England v Australia: The Limits to a Rugby Dream

November 7, 2009

Jonny Wilkinson

England versus Australia at Twickenham promised to be a long-awaited dream, the return of super-hero Johnny Wilkinson. In the end it revealed both the power and the limit of dreams and visions

Listening to the match warm-up, I was struck by the power that the dream held over the English commentators. The programme began with film reminding everyone of the glorious history of JW culminating in the drop goal that won a world cup, and launched a thousand dreams of England rugby supremacy.

It was not to be. Ah, but in the lean years JW had been injured. The extent of the injuries somehow promised more for the time when he would come back. And in the true style of heroes he went to a foreign land to recover. Now he was returned. Australia had lost five out of six of their last internationals. All seemed to signal an opportunity for the dream to come true.

The dream start

In the movies, the game would start badly and England would fight back to snatch victory. In fact England had a dream start. JW oozed confidence and competence. Every touch was cheered by the crowd. Yes, the team collectively also seemed to draw confidence from somewhere. The mistakes which marred England’s performances in recent matches were near eliminated, and it was Australia who gave away penalties. And it was Wilkinson who stepped up to take his first kick and the old magic was still there. So team, crowd, and commentators were at one. This game was destined to be won.

Unnoticed signals

As a neutral observer I was less influenced by the dream. England were playing better, but there was a familiar ponderousness in attack. In contrast Australia were quicker in defence and attack. Only those unexpected mistakes were keeping England in the game. Meanwhile the commentators continued to be on Wilco watch. And he was playing well. England held on to their lead (all penalties). But Australia cut through for the only try, and created and spilled more chances.

Into the second half and Australia seemed more and more likely to score tries, England less likely. When Australia were still behind I noted ‘Final score: Aust by at least 4 points’. Thirty seconds later another incisive break and it was 18-9 a scoreline which Australia defended rather comfortably.

Leadership lessons?

The iinfluence processes of a charismatic leader remains a bit of a mystery. Current theories suggest a symbolic process through which a social group simplifies reality into a belief system. That is part of what is also called sense-making. The result can help the group overcome fears and anxieties. The cost is that of holding unrealistic beliefs of the leader’s capabilities to be a saviour.
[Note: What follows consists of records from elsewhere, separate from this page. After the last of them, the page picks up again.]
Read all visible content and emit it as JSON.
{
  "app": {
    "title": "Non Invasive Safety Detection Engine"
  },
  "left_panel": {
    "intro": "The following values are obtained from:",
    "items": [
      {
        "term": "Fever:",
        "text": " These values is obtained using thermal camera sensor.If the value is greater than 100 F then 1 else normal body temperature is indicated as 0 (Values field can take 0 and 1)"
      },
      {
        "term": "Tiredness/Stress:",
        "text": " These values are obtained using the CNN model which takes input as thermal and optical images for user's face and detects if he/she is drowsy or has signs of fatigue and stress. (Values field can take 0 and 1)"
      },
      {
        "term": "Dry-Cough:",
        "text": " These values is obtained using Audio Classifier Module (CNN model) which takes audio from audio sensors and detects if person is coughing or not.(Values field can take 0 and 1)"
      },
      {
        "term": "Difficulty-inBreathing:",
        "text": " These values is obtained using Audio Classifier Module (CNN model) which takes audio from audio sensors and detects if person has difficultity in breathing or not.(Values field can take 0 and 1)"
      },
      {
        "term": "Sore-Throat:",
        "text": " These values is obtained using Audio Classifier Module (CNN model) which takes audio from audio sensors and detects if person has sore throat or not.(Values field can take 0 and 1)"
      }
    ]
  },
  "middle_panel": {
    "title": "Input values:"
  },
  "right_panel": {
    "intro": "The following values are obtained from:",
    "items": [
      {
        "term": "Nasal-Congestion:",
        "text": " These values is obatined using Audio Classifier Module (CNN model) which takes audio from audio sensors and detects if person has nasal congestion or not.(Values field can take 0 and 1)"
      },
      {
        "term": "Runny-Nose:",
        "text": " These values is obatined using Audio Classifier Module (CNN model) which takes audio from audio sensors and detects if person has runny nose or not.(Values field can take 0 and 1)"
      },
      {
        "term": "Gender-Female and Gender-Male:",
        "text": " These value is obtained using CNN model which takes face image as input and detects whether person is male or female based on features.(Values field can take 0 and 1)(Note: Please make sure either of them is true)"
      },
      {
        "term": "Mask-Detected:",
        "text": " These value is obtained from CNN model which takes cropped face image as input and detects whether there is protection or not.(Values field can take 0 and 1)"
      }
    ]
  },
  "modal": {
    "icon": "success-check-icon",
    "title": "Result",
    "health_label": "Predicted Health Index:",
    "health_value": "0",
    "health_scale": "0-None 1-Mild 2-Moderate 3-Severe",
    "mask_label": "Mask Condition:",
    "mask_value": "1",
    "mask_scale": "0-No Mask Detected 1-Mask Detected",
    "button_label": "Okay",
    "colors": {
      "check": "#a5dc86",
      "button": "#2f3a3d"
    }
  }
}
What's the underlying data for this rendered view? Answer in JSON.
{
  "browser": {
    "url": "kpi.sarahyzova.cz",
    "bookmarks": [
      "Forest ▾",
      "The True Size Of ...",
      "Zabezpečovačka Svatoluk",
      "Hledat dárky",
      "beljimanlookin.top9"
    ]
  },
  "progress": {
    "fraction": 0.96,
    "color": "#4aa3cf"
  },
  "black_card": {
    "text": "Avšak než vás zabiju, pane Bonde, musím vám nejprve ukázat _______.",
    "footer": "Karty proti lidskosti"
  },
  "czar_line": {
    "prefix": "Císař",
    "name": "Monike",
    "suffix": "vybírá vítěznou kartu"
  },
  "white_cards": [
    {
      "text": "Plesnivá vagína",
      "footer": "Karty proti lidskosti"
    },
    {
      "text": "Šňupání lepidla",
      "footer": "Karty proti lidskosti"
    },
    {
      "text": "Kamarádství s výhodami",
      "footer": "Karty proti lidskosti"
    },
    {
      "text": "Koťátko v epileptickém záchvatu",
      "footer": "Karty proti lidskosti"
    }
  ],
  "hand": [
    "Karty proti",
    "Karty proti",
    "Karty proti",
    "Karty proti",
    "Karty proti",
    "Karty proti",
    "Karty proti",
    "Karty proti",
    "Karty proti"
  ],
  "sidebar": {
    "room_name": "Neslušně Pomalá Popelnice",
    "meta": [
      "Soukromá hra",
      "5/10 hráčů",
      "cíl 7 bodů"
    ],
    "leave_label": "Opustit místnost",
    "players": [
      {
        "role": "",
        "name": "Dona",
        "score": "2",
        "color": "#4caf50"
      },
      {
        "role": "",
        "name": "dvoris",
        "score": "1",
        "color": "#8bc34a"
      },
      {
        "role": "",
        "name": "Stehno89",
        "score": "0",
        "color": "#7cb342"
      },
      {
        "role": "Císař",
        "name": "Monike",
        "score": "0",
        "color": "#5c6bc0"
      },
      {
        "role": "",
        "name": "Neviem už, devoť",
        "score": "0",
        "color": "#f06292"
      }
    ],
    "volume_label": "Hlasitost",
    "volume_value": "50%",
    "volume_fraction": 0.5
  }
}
I rather think JW had a positive effect on team performance which lasted through the game. England did not wilt. They did not lapse into recent error-prone ways. Individuals played to their potential. It just wasn’t quite good enough. The dream helped. But there was a limit beyond which the dream could not survive.